“There’s a huge government cover-up, but I remain unconvinced that it’s a cover-up of actual knowledge,” Graff says. “This is more a cover-up of ignorance.” If the government is covering up anything, he adds, it’s the testing of its military technology and its knowledge of technology being tested by China and Russia. Still, he is sure strange things are among us.
“There’s almost certainly life out there in the universe,” he says. “The math of whether we’ll interact with it is incredibly challenging. What I hope readers take away from the book is this profound sense of wonder about where we rank in the universe. At a certain level, the least interesting question is, are there flying saucers visiting Earth?”
Graff has a genius for writing complex books that are a breeze to read—and no one knows that better than his editor Julianna Haubner. “Garrett is one of the smartest people I know,” Haubner says. “Every time he delivers a manuscript I know I’m about to be immersed in a 12-part Ken Burns–type documentary. He wants to answer every question. There’s no stone unturned.”
Howard Yoon, Graff’s agent at William Morris Endeavor, has worked with Graff since The Only Plane in the Sky, which Graff calls “potentially the most important work I will do in my life.”
“Garrett represents a younger generation of writers who will become fixtures in the nonfiction landscape,” Yoon says. “If Garrett could write a book a year he would. We sometimes have to tell him to slow down. He’s a machine, in the best way.”

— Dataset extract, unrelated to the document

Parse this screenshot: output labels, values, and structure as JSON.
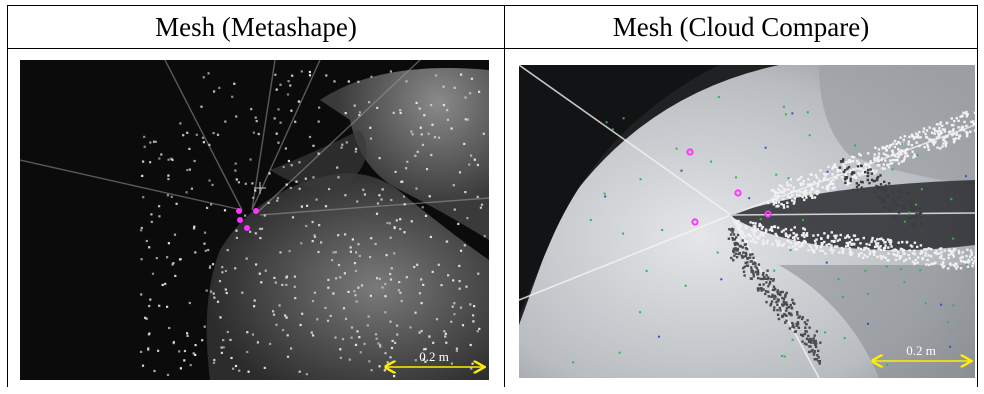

Born in 1981 in Montpelier, Vt., Graff is a third-generation journalist who liked history from a young age. “I remember my elementary school teacher saying, ‘I’ve never met a student who loves reading history as much as you,’ ” he recalls. He applied to Harvard at the recommendation of his high school principal, majored in history there, and graduated in 2003 “at the bottom 7% of my class.” He couldn’t find a newspaper internship (“I applied to one after the other”) and turned to magazine writing after moving to Washington, D.C., in 2004. He eventually became the editor of the Washingtonian, then Politico, and in 2015 moved back to Vermont and focused on books.
Jack Shafer, Politico’s senior media writer, worked with Graff at the publication in the 2010s, and Graff co-dedicated Watergate to him. “I don’t think I ever saw Garrett angry,” Shafer says. “He’s an even-tempered, positive guy. He’s got an extraordinary skill at taking difficult issues and making them digestible. He’s good at digging new silos and telling stories that aren’t derivative of old ones.”
Vivian Schiller, Graff’s boss at the Aspen Institute, calls him a go-to collaborator. “Garrett is a walking encyclopedia about the government,” she says. “He’s funny and has a massive heart. He’s just a good dude.”
Friendly and generous with his time, Graff makes hard work look easy. He’s already prepping for his next book, an oral history of D-Day, and sifting through 80 years of memoirs and records. It’s difficult to know when he sleeps—making one wonder if perhaps he’s part extraterrestrial.
“My life doesn’t have room for random fun right now,” admits the author, who gives a shout-out in the acknowledgments section of UFO to the nanny who helps him and his wife, a college administrator, with their kids. Graff is known for his pages-long acknowledgments, which are thank you notes to the people in his life. He dedicated UFO to his son and hopes the book will inspire individuals young and old to seek knowledge about the universe.
“If my kids can grow up with that intrinsic curiosity alive within them,” Graff says, “they’ll be able to be great humans.”
Elaine Szewczyk’s writing has appeared in McSweeney’s and other publications. She’s the author of the novel I’m with Stupid.
This article has been updated for clarity.